The governmentwide index score measuring satisfaction and commitment to the job was 60.8 out of a possible 100 in the annual Best Places to Work in the Federal Government survey conducted by the Partnership for Public Service and Deloitte. In 2011, the index score was 64. The groups used data from the Office of Personnel Management’s Federal Employee Viewpoint Survey to aggregate ratings.
“The 2012 Best Places to Work results tell a troubling, but not surprising story,” said Max Stier, Partnership for Public Service president and CEO. “Our nation’s public servants have sent a clear signal that all is not well. The two-year pay freeze, budget cuts and ad hoc hiring freezes are taking their toll -- and this is a red flag.”
NASA scored the highest among large agencies -- those with more than 15,000 employees -- in the far-reaching survey with more than 700,000 federal employees representing 362 agencies and subcomponents. The intelligence community and State Department rounded out the top three in large-agency scores.
The Federal Deposit Insurance Corporation held the highest score for medium-size agencies -- 1,000 to 14,999 employees -- while the Surface Transportation Board received the best marks for small agencies, and the top score overall at 84.3.
The lowest rated agency overall was the Office of the U.S. Trade Representative -- a small agency -- with a score of 32.7. The Broadcasting Board of Governors was the lowest ranked medium-size agency, while the Homeland Security Department held the dubious title for large agencies.
The Office of Management and Budget saw the biggest improvement from 2011, up 13.3 points. The Transportation Department improved its 2011 score by 4.1 points. The Federal Maritime Commission saw the largest overall drop at 21.9 points, while the Veterans Affairs Department fell 7.1 points.
The category with the largest governmentwide decrease was satisfaction with pay, which dipped 4.1 points to 55. None of the 10 categories used to assess the overall index score -- including pay, effective leadership, advancement and teamwork -- saw a net gain between 2011 and 2012.
Stier said that while pay freezes and derisive commentary toward federal employees have contributed to declining attitudes toward work, ultimately good leadership is capable of turning around the trend.
“The common element for the agencies that are doing well is really good leadership,” he said, adding it is not some administration directive leading the charge, but rather “individual leaders that prioritize making their organization run better and focusing on talent to make that happen.”
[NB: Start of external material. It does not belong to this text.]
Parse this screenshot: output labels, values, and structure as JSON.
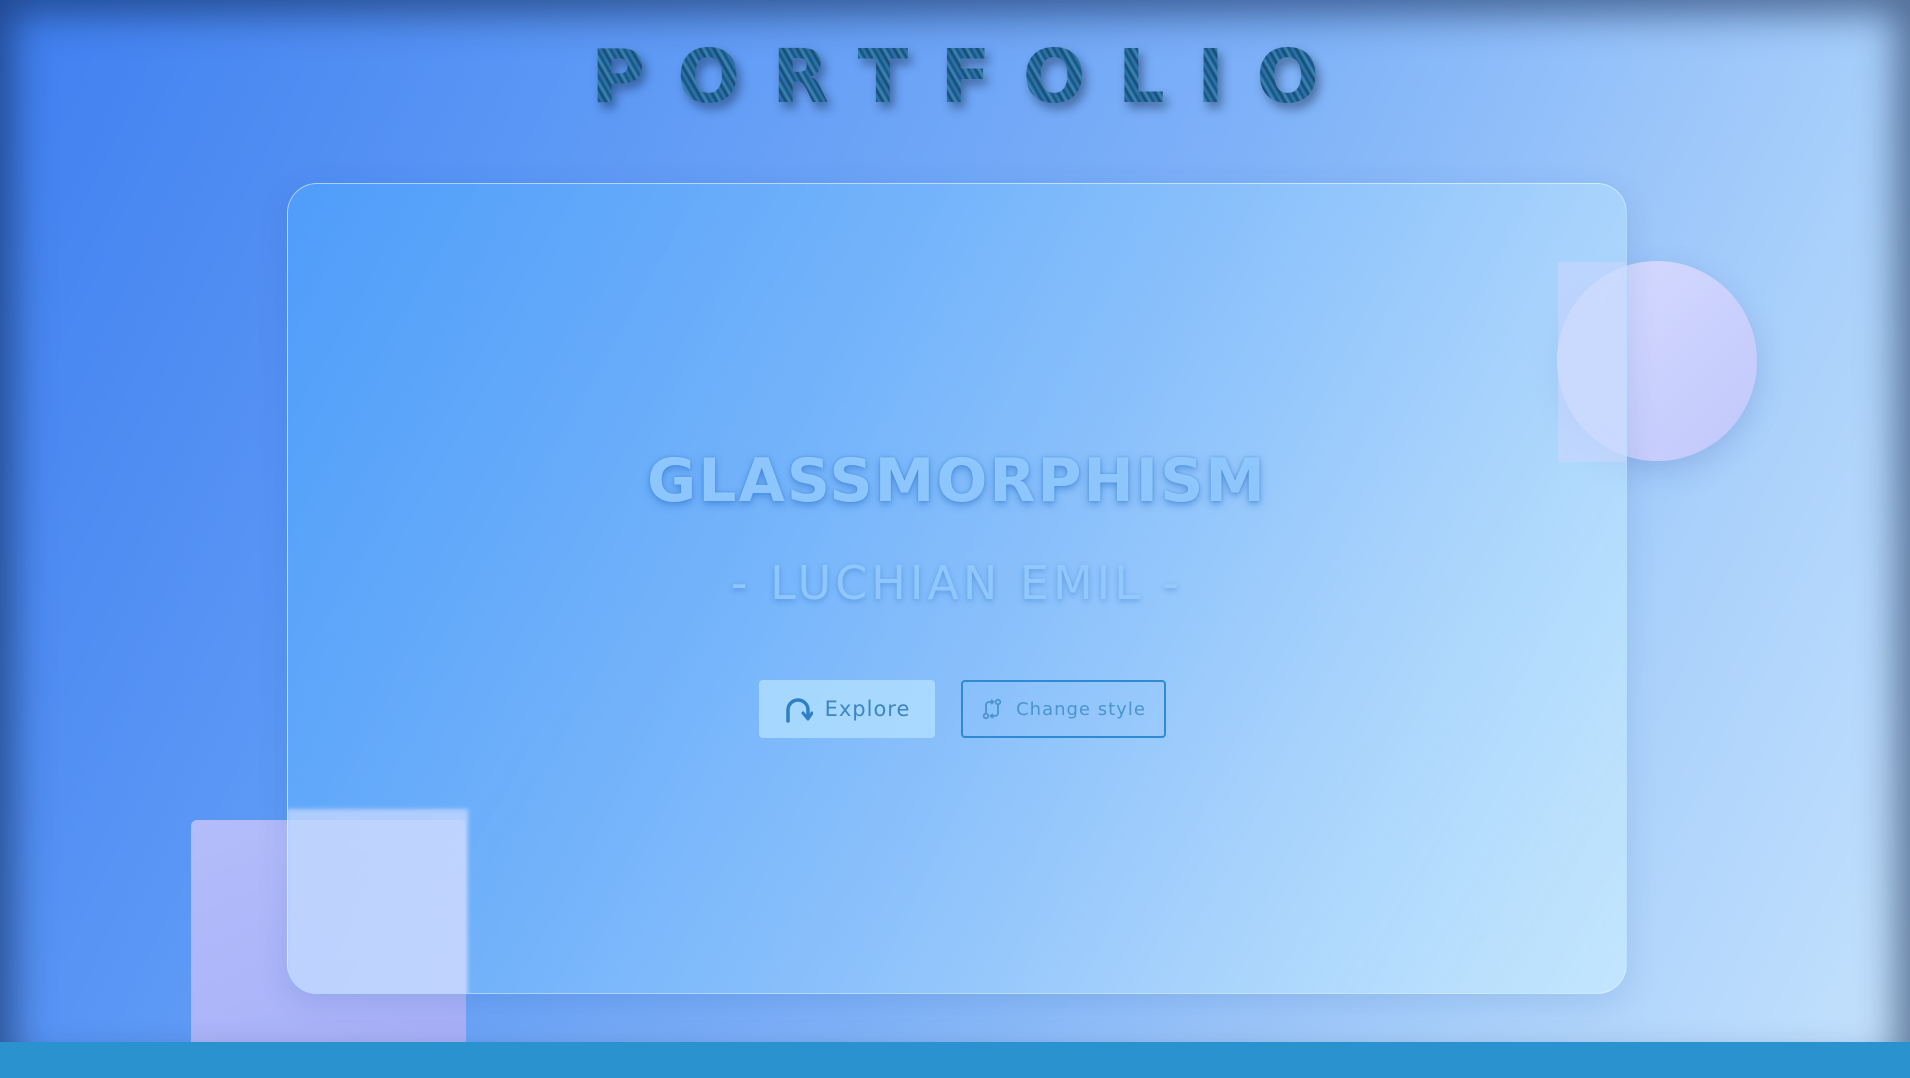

Success, Stier said, does not result from the intrinsic mission, but from the individuals who guide the workforce.
“Every agency has the ability to be NASA,” he said.